- EXERCISE DIRECTIONS -
Within these entries, which lines include the string "into"? Copy each one.

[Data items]
--------------------------------

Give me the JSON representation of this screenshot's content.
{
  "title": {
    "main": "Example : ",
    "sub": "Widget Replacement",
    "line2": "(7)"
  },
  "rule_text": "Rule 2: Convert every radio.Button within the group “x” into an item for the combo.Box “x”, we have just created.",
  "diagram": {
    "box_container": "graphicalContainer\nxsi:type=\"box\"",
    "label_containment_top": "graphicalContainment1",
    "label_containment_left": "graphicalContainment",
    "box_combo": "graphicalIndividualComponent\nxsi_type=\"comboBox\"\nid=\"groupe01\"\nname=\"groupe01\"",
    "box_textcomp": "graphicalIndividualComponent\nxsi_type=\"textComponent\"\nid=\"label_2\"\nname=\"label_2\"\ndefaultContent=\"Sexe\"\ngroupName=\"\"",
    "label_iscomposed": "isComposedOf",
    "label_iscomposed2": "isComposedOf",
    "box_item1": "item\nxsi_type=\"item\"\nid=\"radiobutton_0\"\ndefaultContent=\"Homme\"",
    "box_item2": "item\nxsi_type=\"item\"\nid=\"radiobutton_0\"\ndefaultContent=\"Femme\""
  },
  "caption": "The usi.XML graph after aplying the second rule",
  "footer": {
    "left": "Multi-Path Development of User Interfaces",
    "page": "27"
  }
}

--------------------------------

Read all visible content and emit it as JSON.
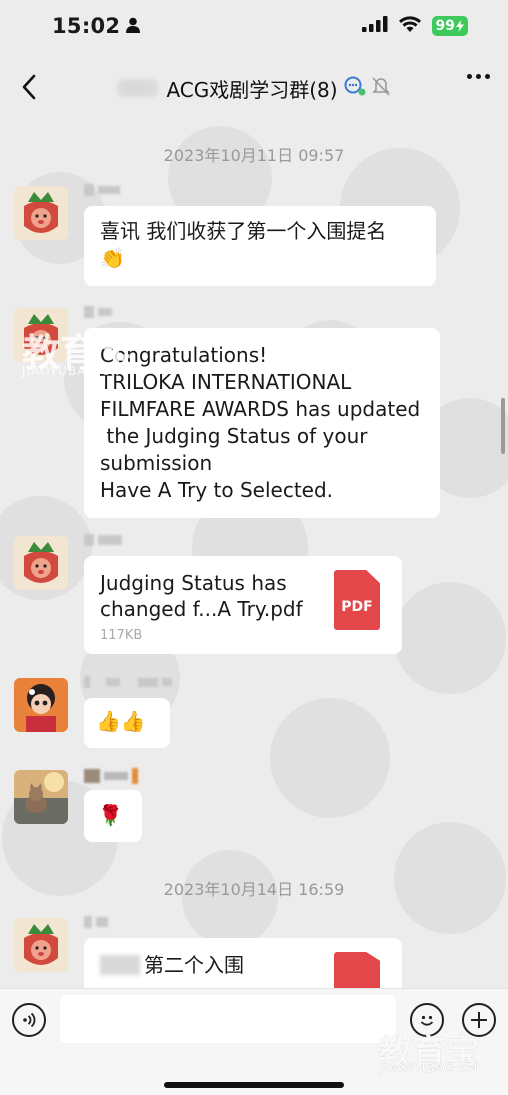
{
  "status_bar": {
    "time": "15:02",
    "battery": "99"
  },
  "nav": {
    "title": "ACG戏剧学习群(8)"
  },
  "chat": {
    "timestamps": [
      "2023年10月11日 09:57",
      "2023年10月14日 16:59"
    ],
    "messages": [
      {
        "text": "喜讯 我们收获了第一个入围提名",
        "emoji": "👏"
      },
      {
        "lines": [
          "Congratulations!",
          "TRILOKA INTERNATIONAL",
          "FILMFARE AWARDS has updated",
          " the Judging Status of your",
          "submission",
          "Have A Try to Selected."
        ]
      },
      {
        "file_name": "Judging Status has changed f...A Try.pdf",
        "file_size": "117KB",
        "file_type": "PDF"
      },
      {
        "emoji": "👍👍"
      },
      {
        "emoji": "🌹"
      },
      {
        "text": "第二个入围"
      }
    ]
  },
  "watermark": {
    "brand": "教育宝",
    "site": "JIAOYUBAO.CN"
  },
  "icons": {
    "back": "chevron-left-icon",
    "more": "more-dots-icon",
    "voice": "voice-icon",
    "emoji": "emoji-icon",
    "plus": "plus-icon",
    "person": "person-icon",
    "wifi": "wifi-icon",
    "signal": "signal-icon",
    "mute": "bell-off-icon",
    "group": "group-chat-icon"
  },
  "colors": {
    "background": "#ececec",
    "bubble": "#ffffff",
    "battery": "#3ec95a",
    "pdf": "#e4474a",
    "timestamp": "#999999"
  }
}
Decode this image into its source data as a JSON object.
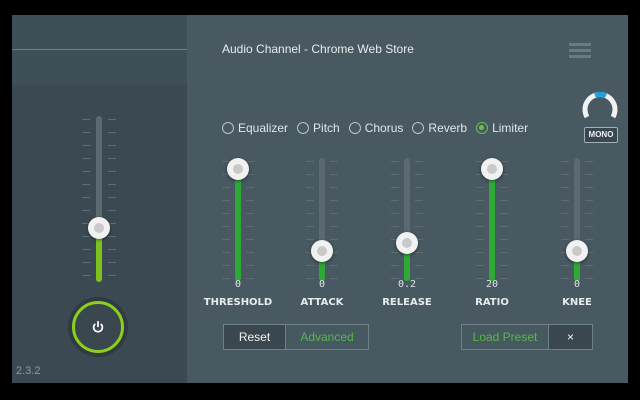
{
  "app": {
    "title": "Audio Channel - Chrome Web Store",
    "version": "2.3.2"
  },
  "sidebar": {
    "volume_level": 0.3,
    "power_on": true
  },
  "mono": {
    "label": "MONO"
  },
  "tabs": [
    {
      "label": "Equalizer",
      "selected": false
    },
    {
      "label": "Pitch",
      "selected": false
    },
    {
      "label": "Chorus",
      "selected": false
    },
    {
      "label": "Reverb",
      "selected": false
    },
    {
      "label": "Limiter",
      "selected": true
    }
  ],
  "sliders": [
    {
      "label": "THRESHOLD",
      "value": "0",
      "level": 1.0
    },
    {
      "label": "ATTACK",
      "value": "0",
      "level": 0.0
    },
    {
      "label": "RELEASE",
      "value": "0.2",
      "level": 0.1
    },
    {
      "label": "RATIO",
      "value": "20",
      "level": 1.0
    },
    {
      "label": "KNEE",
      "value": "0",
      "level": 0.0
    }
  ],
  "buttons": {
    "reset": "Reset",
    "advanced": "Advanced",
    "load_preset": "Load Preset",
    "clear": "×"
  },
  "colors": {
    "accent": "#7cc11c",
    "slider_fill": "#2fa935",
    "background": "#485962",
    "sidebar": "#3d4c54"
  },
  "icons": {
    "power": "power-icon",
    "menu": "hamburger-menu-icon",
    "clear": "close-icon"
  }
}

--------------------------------

- ANSWER FOR THIS EXERCISE -
  "rule_text": "Rule 2: Convert every radio.Button within the group “x” into an item for the combo.Box “x”, we have just created.",
Decode this image into its source data as a JSON object.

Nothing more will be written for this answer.